* _Task description_:
Wherever "않습니다" appears in a line of the listing, report that line.

* _The input_:
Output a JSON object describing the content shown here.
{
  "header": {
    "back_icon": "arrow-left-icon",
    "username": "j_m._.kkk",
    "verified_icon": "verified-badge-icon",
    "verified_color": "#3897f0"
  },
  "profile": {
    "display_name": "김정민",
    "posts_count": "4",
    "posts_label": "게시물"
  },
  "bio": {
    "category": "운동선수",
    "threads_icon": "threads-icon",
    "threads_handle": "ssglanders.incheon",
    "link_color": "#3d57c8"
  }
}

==

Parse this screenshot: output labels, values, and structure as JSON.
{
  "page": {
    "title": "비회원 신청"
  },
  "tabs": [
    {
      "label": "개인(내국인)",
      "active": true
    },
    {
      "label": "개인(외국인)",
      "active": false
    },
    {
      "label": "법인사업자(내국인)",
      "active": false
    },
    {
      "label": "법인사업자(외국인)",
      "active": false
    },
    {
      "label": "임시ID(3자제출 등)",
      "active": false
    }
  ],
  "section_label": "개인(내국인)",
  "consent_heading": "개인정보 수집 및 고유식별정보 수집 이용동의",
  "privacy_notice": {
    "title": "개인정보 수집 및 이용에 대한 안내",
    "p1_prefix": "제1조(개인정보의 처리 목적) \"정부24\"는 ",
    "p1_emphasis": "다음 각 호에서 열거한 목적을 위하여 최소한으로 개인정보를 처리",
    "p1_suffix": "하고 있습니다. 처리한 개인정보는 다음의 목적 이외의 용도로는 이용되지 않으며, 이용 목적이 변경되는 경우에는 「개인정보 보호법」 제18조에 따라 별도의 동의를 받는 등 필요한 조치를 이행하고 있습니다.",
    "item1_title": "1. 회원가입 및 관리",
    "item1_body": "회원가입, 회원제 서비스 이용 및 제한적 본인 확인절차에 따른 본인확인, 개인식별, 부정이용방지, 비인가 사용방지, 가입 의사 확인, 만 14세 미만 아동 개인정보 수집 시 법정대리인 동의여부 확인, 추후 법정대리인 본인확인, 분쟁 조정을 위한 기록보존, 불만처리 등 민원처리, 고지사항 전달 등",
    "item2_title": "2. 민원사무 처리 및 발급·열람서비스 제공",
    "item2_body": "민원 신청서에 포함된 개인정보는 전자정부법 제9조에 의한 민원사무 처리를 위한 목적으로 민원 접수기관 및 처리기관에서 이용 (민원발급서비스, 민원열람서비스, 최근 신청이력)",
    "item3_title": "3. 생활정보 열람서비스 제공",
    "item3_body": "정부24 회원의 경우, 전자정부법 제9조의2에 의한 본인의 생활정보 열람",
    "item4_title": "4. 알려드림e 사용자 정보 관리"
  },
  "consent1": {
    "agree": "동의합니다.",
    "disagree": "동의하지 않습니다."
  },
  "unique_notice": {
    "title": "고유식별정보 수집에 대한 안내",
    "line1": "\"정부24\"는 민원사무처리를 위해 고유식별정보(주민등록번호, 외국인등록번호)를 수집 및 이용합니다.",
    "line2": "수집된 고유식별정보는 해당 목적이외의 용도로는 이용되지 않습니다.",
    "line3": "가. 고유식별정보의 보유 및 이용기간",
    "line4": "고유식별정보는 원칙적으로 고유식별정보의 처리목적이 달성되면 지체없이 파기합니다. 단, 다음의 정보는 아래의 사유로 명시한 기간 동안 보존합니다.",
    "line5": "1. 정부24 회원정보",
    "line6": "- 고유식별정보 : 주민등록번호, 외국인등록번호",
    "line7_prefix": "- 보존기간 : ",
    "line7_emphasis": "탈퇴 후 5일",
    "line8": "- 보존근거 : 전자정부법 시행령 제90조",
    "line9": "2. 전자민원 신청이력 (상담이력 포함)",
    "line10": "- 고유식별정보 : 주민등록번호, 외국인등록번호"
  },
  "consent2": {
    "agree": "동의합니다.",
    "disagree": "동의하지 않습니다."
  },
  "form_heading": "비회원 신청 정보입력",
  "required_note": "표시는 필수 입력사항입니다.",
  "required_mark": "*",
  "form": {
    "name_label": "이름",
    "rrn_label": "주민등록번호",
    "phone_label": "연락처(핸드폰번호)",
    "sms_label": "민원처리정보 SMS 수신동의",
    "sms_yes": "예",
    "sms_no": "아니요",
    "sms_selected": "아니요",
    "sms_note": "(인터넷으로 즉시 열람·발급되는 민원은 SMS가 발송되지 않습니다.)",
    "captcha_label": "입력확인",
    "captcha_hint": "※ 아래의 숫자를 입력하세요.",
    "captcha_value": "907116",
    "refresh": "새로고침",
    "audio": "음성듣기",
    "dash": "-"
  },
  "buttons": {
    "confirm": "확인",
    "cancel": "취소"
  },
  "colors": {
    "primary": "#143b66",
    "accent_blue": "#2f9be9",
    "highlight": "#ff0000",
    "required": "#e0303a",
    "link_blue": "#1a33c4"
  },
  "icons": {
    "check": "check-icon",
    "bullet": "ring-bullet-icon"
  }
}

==

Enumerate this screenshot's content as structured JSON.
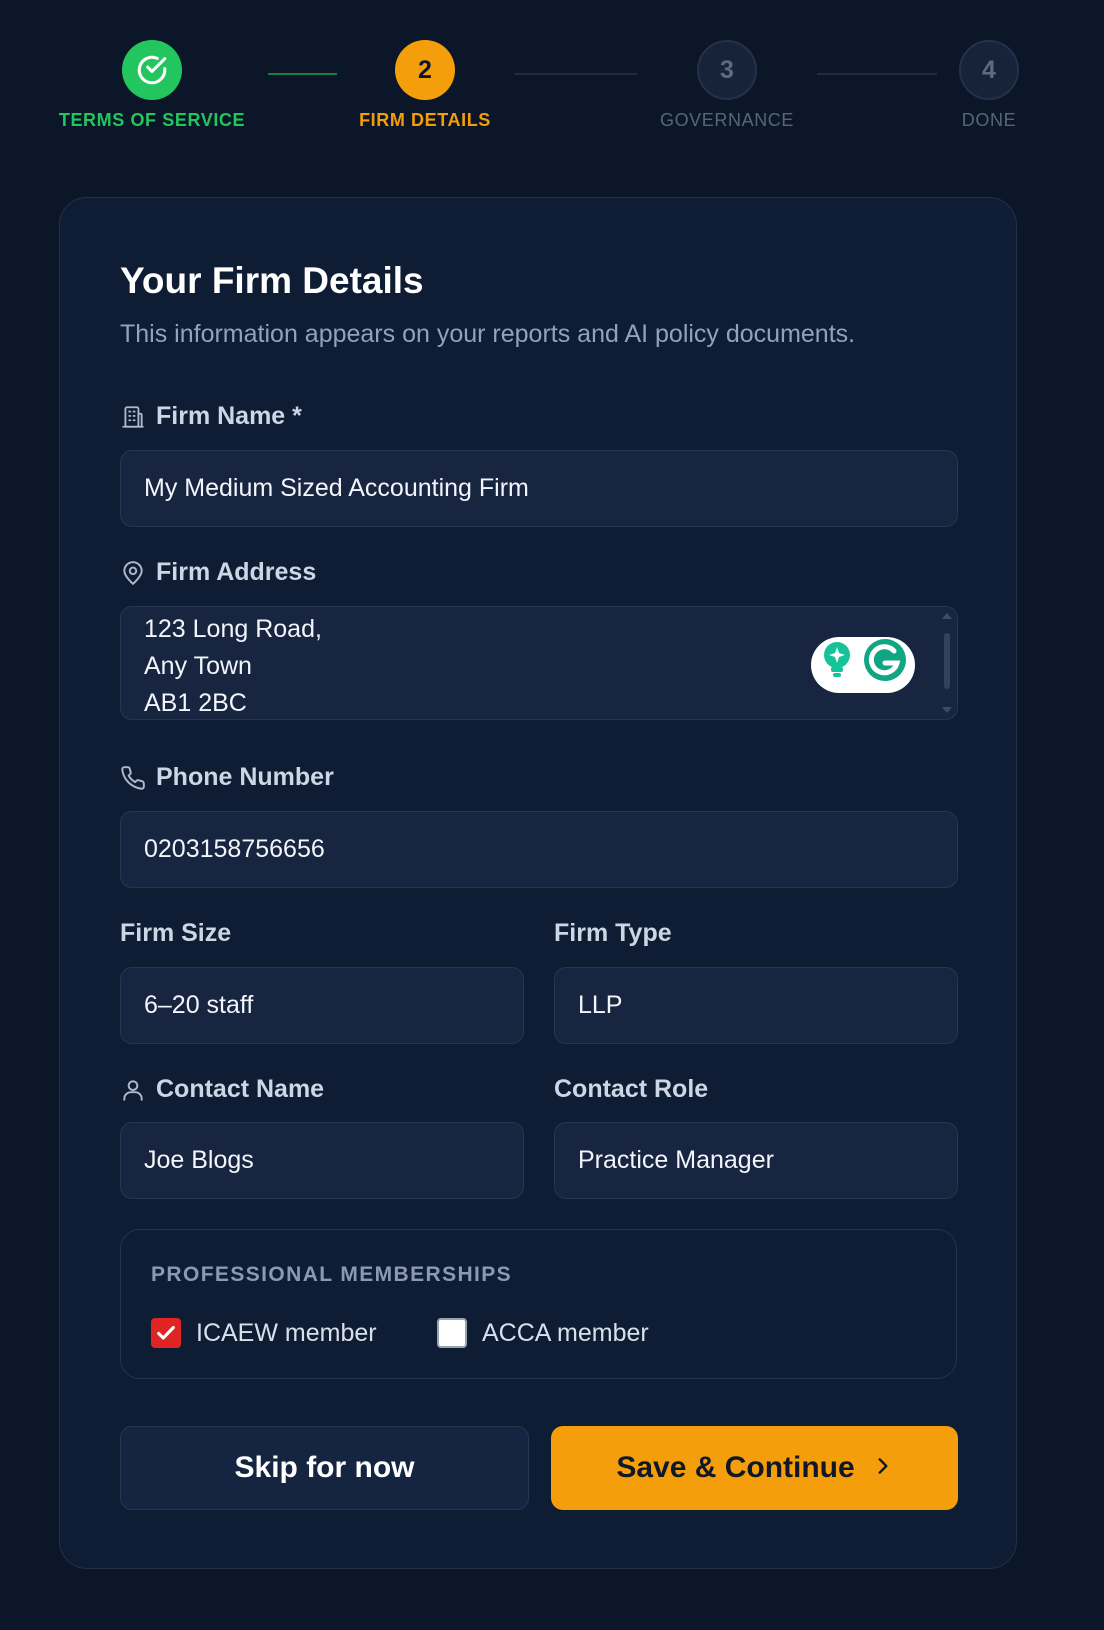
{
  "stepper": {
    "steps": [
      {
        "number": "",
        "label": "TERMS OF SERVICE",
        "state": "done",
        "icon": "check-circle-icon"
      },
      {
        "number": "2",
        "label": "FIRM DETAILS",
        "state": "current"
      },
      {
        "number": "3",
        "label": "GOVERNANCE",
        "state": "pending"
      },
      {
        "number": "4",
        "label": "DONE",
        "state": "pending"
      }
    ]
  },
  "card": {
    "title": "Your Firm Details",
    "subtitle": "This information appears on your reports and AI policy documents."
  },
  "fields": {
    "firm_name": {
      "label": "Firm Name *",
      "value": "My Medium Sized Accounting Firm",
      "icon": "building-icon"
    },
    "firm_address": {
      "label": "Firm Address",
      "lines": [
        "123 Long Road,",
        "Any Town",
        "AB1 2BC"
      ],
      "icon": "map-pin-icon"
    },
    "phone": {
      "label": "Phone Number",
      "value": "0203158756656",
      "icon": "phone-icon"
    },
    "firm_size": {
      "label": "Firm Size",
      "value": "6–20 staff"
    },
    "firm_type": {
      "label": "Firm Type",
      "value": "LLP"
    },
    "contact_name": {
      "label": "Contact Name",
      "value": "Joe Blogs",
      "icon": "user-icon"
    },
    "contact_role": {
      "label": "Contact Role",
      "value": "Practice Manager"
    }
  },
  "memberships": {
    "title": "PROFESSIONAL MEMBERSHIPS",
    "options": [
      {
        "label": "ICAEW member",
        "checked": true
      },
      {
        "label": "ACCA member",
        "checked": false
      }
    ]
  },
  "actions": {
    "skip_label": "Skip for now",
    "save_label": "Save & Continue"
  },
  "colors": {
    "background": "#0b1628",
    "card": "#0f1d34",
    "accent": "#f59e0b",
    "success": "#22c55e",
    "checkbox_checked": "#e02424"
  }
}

* _Written reply_:
    "disagree": "동의하지 않습니다."
    "line2": "수집된 고유식별정보는 해당 목적이외의 용도로는 이용되지 않습니다.",
    "disagree": "동의하지 않습니다."
    "sms_note": "(인터넷으로 즉시 열람·발급되는 민원은 SMS가 발송되지 않습니다.)",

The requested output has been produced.